To exercise what one learns, it is a good practice to transport concepts learned in class to that of another reality: in this case, that of a circus performance.
On the last day of the activity, the second group of twenty KTH students were randomly allocated to a circus performance and their assignment was to interpret the performance and understand which fluid mechanic concept was visualized, write a short report on what they thought they had seen, and then to interview the circus performer to try to understand what the concept was and how he or she had moved from what they had learned on Monday to the performance on Friday.
Some performances were very visual and matched the topic, in other cases, the circus students took the creative process a step further, creating more of a challenge for the interpreting students.
“In addition to being fun, both my student groups found this exercise extremely pedagogical and inspirational, but also way more difficult than they had thought. One student commented that teaching is the most difficult job one can do. It was a new way of thinking and learning and in my opinion it worked very well.”
Inquisitive circus students and a KTH student walking on her hands
The learning objective for the circus students was to receive input that was completely new to them and unrelated to circus techniques. They worked to interpret the concepts with movement that both captured the essence of the scientific concepts while also attending to aesthetic and compositional presentation. Alisan Funk believes that “pedagogically, this kind of experience helps circus students develop strategies for interpreting the world around them through their circus practice, which will serve them as professional artists and authors of circus performance.”
Understanding and embodying the concepts was also very challenging for the first-year circus students who come to SKH for its renowned circus education. After the workshop, the circus students found the activity to be inspirational – both due to the work of interpretation and the pleasure of encountering students outside of their quotidian circus community. Luigia spent an hour discussing fluid mechanic concepts with one of the circus students who wanted to learn more, and one of the KTH students was rewarded with applause from the circus students when she started walking around on her hands.
Having had a first positive experience Luigia wants to repeat and further develop the course. She will also use videos of the performances produced this year in her future fluid mechanics classes. And although it is difficult to measure the results in terms of learning and pedagogical outcomes, Luigia Brandimarte thinks that giving students responsibility was a key factor and offering such a different learning tool challenged KTH students to move away from their standard learning context.

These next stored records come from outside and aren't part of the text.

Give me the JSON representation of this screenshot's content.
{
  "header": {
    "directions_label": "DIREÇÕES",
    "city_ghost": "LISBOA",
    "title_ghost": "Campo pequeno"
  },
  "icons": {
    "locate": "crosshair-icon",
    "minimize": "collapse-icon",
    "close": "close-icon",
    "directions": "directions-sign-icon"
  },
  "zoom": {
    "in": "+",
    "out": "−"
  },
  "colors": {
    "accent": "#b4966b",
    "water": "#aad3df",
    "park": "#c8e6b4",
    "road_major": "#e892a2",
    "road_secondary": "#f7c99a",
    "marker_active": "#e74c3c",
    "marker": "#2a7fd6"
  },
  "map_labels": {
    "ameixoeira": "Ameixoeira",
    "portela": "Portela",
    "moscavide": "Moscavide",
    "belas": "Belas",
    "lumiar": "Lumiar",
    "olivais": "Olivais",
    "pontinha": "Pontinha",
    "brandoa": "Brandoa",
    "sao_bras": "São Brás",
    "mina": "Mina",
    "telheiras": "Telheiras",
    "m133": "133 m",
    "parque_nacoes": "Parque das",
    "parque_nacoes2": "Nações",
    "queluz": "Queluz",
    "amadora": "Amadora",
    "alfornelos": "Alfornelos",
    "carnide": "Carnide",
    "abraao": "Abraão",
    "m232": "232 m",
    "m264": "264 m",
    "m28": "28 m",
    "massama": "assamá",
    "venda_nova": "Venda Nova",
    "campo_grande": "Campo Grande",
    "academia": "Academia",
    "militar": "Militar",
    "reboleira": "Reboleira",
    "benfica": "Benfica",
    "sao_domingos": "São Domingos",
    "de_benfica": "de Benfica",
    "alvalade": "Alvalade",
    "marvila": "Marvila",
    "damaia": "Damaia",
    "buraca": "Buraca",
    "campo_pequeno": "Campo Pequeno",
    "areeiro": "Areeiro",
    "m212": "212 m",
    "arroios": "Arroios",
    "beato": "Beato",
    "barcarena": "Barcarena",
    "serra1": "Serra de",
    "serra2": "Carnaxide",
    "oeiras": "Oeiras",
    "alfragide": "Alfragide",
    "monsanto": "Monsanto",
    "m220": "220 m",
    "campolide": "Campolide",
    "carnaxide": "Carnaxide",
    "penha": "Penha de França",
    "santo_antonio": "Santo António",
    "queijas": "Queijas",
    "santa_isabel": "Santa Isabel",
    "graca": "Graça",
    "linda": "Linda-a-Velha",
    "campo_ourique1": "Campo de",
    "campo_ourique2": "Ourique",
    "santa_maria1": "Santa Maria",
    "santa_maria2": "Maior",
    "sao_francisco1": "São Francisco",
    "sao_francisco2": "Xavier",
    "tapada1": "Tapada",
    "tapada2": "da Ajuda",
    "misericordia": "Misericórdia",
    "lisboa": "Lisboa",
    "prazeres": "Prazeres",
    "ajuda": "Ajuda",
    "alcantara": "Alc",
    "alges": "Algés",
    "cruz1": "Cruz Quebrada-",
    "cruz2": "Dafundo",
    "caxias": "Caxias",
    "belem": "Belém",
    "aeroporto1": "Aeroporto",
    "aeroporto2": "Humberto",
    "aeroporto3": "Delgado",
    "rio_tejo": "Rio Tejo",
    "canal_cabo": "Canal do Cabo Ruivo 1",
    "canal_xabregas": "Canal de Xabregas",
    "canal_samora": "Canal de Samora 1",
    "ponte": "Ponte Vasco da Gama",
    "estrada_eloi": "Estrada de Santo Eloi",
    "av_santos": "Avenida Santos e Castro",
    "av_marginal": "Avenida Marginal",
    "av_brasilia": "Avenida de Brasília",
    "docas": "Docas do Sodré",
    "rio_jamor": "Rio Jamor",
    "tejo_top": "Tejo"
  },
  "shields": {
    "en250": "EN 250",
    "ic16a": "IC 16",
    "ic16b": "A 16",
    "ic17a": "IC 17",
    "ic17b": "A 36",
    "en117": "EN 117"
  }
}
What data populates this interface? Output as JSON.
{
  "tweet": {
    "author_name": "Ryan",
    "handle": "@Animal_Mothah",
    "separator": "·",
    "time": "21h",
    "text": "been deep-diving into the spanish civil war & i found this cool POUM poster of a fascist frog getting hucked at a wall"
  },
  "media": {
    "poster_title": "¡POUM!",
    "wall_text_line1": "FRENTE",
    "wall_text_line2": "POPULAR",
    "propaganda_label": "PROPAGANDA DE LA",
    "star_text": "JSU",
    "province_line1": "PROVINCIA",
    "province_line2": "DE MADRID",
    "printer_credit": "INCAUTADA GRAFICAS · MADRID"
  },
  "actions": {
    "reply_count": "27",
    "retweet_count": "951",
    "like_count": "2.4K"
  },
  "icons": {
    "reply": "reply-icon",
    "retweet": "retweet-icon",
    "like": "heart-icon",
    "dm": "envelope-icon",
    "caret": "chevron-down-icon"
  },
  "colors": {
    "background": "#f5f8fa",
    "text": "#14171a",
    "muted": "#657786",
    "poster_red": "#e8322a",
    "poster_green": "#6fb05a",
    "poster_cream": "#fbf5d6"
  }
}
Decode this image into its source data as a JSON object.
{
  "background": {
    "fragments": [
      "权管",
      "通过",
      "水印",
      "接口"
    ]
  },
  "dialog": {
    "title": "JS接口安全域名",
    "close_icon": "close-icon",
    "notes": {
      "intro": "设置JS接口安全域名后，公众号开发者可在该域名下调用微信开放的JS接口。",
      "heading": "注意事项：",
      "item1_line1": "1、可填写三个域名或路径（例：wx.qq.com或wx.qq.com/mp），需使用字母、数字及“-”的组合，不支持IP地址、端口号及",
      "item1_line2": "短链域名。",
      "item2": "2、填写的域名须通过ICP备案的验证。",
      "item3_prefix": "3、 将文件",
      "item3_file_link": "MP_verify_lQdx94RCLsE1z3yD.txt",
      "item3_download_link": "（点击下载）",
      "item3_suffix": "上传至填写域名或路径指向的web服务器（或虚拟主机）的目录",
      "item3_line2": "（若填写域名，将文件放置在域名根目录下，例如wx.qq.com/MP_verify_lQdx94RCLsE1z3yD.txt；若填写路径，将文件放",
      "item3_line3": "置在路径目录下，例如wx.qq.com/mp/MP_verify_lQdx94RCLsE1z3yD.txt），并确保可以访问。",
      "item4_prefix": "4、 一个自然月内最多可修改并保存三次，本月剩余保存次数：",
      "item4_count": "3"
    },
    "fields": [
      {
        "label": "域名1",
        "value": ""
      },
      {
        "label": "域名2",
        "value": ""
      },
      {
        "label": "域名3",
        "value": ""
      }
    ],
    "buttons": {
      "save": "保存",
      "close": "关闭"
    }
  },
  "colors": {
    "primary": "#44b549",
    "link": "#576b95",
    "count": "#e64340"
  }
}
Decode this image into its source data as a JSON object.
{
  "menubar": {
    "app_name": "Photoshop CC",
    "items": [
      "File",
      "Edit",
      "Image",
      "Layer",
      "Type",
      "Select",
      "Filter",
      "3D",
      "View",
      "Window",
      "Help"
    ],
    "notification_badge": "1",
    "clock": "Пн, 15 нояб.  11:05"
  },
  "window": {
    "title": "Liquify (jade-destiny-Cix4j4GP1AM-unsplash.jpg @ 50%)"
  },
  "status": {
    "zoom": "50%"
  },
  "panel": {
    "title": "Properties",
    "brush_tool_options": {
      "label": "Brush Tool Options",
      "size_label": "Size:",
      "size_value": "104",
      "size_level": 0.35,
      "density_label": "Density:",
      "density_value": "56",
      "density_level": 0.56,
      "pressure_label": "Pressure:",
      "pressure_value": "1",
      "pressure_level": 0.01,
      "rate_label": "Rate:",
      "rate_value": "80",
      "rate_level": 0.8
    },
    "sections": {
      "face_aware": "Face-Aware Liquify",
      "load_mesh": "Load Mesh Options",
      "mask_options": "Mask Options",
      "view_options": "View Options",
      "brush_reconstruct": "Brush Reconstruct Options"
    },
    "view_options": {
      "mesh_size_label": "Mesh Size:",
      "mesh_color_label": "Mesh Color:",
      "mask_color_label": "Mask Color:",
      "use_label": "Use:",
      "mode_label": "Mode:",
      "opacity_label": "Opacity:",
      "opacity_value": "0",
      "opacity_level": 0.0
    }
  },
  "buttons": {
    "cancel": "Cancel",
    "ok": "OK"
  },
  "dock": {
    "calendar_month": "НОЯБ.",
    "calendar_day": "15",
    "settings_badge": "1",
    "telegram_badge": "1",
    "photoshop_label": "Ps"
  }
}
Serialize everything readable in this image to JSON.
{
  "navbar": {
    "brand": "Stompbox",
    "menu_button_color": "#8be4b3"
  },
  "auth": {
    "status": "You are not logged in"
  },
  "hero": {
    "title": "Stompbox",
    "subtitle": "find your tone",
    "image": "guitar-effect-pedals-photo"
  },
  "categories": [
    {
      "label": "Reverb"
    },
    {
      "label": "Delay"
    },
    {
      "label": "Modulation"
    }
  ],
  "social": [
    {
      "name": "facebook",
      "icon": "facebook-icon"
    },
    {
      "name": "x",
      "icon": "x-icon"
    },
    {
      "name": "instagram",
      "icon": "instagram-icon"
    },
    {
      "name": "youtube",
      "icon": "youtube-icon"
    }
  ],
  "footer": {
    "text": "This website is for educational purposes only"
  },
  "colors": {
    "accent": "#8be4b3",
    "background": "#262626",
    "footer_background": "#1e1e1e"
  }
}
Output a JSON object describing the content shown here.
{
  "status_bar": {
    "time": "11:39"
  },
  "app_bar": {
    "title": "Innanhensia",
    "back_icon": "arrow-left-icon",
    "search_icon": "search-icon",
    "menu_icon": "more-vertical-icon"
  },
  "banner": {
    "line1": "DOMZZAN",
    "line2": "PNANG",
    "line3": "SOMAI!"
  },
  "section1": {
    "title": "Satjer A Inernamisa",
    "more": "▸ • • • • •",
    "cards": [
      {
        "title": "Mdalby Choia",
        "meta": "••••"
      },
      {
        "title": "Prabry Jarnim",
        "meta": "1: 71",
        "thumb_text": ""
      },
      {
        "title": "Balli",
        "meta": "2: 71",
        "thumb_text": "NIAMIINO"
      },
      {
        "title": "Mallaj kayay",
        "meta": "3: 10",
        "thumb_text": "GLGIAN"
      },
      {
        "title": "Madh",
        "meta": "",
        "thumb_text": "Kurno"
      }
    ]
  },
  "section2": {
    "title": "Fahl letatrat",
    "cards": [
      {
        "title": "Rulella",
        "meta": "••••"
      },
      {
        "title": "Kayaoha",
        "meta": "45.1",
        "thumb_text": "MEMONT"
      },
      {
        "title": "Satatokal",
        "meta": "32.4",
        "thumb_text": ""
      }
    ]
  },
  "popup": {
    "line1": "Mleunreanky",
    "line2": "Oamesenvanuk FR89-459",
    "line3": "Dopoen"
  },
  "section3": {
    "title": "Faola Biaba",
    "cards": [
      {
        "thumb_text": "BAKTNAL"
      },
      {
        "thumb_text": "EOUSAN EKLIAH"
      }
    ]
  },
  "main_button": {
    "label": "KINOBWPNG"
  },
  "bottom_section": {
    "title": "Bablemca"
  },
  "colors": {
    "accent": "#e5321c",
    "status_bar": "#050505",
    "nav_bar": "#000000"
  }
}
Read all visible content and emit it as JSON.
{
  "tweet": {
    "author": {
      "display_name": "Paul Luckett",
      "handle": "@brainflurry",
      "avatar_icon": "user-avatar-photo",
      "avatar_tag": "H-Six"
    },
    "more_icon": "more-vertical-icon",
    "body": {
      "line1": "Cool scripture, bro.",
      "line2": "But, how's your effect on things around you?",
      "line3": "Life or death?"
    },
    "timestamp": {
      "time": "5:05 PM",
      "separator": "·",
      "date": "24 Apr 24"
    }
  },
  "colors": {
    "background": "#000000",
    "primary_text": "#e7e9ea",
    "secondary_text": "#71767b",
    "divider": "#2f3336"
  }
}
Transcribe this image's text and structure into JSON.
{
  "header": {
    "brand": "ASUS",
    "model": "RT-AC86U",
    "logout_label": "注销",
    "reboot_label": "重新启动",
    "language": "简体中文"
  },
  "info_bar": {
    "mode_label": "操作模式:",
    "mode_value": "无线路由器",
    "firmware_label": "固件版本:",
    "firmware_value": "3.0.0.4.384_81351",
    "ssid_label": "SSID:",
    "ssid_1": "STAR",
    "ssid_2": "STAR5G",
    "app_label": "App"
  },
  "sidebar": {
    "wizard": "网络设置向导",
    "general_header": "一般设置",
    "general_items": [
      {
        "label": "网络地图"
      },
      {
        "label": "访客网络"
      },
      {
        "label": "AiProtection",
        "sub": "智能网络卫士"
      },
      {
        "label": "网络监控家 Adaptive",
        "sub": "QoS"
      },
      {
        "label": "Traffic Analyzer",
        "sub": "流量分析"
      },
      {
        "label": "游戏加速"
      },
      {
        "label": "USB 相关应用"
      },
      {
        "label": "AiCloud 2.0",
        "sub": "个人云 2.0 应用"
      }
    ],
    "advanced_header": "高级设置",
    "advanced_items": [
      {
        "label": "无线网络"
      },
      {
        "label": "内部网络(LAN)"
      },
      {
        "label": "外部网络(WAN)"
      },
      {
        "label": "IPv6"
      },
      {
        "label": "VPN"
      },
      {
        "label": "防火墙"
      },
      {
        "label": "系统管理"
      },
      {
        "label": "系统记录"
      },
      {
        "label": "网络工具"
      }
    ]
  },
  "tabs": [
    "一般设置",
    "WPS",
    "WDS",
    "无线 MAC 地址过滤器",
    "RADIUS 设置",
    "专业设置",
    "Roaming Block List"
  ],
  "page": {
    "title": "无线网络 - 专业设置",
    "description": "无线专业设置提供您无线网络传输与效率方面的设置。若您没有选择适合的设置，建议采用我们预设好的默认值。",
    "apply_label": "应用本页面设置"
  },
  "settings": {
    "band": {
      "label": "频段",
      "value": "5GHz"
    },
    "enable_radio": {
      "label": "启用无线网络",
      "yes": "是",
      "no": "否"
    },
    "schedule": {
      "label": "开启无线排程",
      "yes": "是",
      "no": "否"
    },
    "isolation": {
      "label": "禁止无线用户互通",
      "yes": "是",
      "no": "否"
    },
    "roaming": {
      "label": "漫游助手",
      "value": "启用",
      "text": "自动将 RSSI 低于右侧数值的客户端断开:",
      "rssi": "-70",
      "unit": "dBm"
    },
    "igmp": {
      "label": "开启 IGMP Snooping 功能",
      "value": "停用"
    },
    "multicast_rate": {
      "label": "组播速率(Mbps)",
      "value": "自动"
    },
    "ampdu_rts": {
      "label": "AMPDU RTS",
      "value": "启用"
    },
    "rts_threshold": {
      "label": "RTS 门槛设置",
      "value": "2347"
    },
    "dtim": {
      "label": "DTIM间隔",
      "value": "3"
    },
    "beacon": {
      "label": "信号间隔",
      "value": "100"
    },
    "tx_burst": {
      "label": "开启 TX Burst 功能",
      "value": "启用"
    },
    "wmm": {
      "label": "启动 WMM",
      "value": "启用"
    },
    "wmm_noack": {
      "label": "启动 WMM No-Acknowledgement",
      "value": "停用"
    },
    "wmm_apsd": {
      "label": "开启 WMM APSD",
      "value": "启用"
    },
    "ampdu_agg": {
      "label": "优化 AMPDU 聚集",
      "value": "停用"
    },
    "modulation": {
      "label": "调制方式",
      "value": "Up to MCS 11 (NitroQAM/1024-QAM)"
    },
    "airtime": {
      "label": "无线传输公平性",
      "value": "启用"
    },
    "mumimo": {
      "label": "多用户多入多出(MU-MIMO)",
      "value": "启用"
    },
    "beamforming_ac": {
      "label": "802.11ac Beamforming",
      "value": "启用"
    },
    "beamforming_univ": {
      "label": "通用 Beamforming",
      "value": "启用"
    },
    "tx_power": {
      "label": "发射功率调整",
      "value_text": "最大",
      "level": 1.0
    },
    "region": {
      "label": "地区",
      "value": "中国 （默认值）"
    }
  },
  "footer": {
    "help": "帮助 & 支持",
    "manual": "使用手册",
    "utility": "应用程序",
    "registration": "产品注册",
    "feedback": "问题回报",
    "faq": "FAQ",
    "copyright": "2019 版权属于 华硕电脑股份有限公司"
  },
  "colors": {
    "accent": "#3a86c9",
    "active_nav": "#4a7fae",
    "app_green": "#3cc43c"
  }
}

So what were the challenges and which recommendations can she give to others looking for someone to collaborate with?
“For us teachers, the main challenge was to find a common interest in this activity, explains Luigia Brandimarte. Both the circus teachers and I had to make sure our students would equally benefit from this exercise, which of course was supposed to be fun, but had to be also pedagogical. Talking to students, we realized that the activity was successful in its intended learning objectives and that students appreciated being challenged outside of their comfort zone.
When doing research we often cross the boundaries of disciplines to get inspiration and engage in something new and challenging, I am trying to do this also with teaching”.
Finding someone enthusiastic and identifying a common interest seems to be the way forward. In Luigia Brandimartes collaboration with Stockholm University of the Arts, ideas had to be changed and concepts reconsidered, but there was never any need to send in the clowns.
Text: Johan C Thorburn
This is the 21st article in the School of Architecture and the Built Environment's new series of articles on selected research, education or collaboration initiatives from each department. You can find the previous articles here: Archive